High Availability (In-Role Cache for Windows Azure Cache)
In-Role Cache on Windows Azure Cache allows you to maintain high availability for cached objects. Use the Windows Azure role properties to enable high availability for each cache that requires this feature. No code changes are required; you need only to recalculate the required memory capacity for your workload. This can be done by turning on the High Availability setting in the capacity planning spreadsheet. For more information, see Capacity Planning Considerations for In-Role Cache (Windows Azure Cache).
With high availability, cached objects are replicated within the same cloud service deployment for resiliency against hardware failure. Secondary copies are also placed across different fault domains and upgrade domains to increase availability. If one of the virtual machines in the cache cluster goes down for any reason, the cache cluster can use the secondary copies to prevent data loss.
|High availability is not supported for Shared Caching.|
High availability requires multiple instances of the associated role. A second copy of the cached item is maintained on a separate instance that belongs to a different fault domain and upgrade domain. That way if one instance goes down, a backup copy exists on another instance. In this scenario, the secondary copy is promoted to the primary copy. A new secondary copy is then made on one of the remaining instances to maintain high availability.
In order to implement high availability, all cache writes are made to both the primary and secondary copies.
|Note that even when high availability is disabled, the cache cluster attempts to preserve data during planned shutdowns, such as a reboot. In this scenario, the cache cluster attempts to transfer cached items to other servers before the shutdown. However, depending on the amount of data to transfer, this graceful shutdown is not guaranteed to complete. Also, unlike high availability, the data is not preserved during unexpected shutdowns.|
The role that hosts In-Role Cache should be configured to run on at least four instances. High availability can be enabled on roles that are configured for two or three running instances, but it is not recommended for the following two reasons.

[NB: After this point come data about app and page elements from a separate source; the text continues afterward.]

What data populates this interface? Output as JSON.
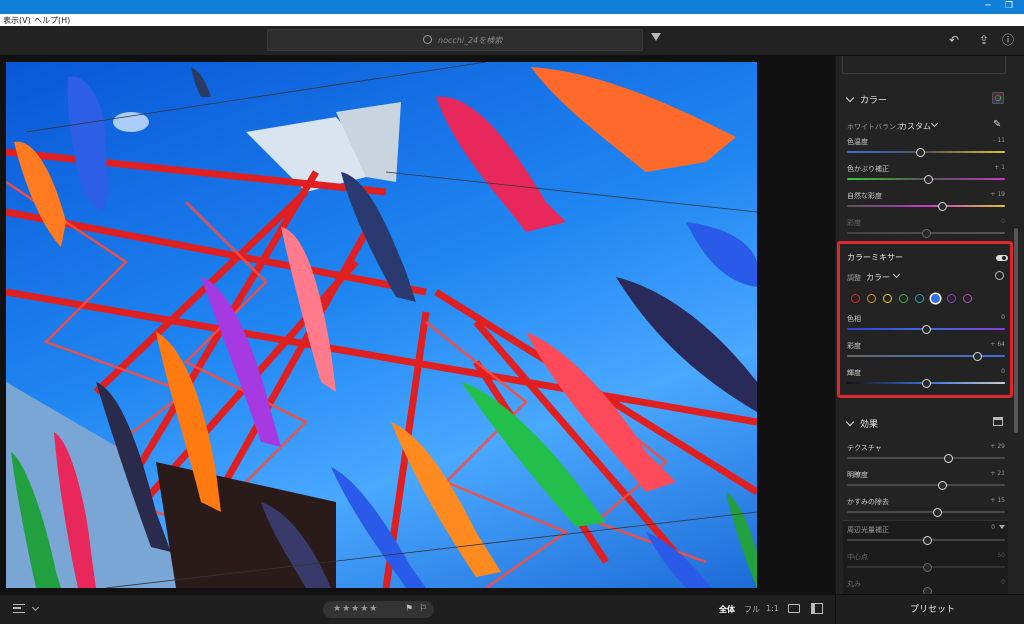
{
  "menu": {
    "view": "表示(V)",
    "help": "ヘルプ(H)"
  },
  "search": {
    "placeholder": "nocchi_24を検索"
  },
  "panel": {
    "color": {
      "title": "カラー",
      "wb_label": "ホワイトバランス",
      "wb_value": "カスタム",
      "sliders": [
        {
          "label": "色温度",
          "value": "- 11",
          "level": 0.46
        },
        {
          "label": "色かぶり補正",
          "value": "+ 1",
          "level": 0.51
        },
        {
          "label": "自然な彩度",
          "value": "+ 19",
          "level": 0.6
        },
        {
          "label": "彩度",
          "value": "0",
          "level": 0.5
        }
      ]
    },
    "mixer": {
      "title": "カラーミキサー",
      "adjust_label": "調整",
      "adjust_value": "カラー",
      "swatches": [
        "#e0262d",
        "#f08a1c",
        "#e8c81e",
        "#3fb43a",
        "#21a9a9",
        "#2f6ee8",
        "#8b3fd8",
        "#d43fc2"
      ],
      "selected_swatch": 5,
      "sliders": [
        {
          "label": "色相",
          "value": "0",
          "level": 0.5
        },
        {
          "label": "彩度",
          "value": "+ 64",
          "level": 0.82
        },
        {
          "label": "輝度",
          "value": "0",
          "level": 0.5
        }
      ]
    },
    "effects": {
      "title": "効果",
      "sliders": [
        {
          "label": "テクスチャ",
          "value": "+ 29",
          "level": 0.64
        },
        {
          "label": "明瞭度",
          "value": "+ 21",
          "level": 0.6
        },
        {
          "label": "かすみの除去",
          "value": "+ 15",
          "level": 0.57
        }
      ],
      "vignette": {
        "label": "周辺光量補正",
        "value": "0"
      },
      "vignette_sub": [
        {
          "label": "中心点",
          "value": "50"
        },
        {
          "label": "丸み",
          "value": "0"
        }
      ]
    }
  },
  "bottom": {
    "stars": "★★★★★",
    "view_all": "全体",
    "view_full": "フル",
    "view_1to1": "1:1",
    "presets": "プリセット"
  },
  "colors": {
    "accent_red": "#e0262d",
    "panel_bg": "#232323",
    "titlebar": "#0f7fd8"
  }
}
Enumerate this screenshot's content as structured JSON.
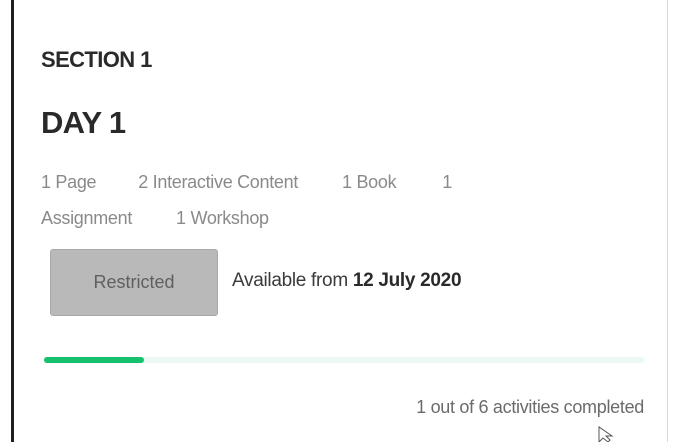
{
  "section": {
    "label": "SECTION 1"
  },
  "day": {
    "title": "DAY 1"
  },
  "activities": {
    "page": "1 Page",
    "interactive": "2 Interactive Content",
    "book": "1 Book",
    "assignment_count": "1",
    "assignment_label": "Assignment",
    "workshop": "1 Workshop"
  },
  "restriction": {
    "button_label": "Restricted",
    "available_prefix": "Available from",
    "available_date": "12 July 2020"
  },
  "progress": {
    "completed": 1,
    "total": 6,
    "fraction": 0.167,
    "text": "1 out of 6 activities completed",
    "fill_color": "#16c16d",
    "track_color": "#ecf7f6"
  },
  "icons": {
    "cursor": "pointer-cursor-icon"
  }
}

Windows Azure sometimes reboots virtual machines for routine maintenance. In-place updates of an application also take virtual machines offline. In both scenarios, it is better to have at least three servers in the cache cluster. That way if one of the servers goes down, the cache cluster still has three servers on which to make primary and secondary copies of cached objects. With only one running server, the cache is still accessible, but high availability is impossible.
Although three servers meet the previous requirement, four servers are recommended. This helps to more evenly distribute the primary copies across fault domains. This improves data distribution across the cache cluster, which also improves network traffic patterns and performance.
When an instance becomes unavailable, there is a short period of time where secondary copies are promoted to primary copies and routing information is updated. During that time, clients receive DataCacheException exceptions with an ErrorCode of RetryLater. In-Role Cache applications should use normal error handling and retry logic to correctly react to this condition.
Because all writes are made to both the primary and secondary copies, high availability increases latency and decreases throughput. This can be a reasonable trade-off for caches that benefit from high availability.
|By definition, the use of high availability multiplies the amount of required memory for each cached item by two. Consider this memory impact during capacity planning tasks. For more information, see Capacity Planning Considerations for In-Role Cache (Windows Azure Cache).|
To Enable High Availability
Double-click the role that has In-Role Cache enabled.
On the Configuration tab, verify that the Instance count is
On the Caching tab, select the High Availability checkbox for the cache that requires high availability. The following screenshot shows High Availability enabled for two of the three caches.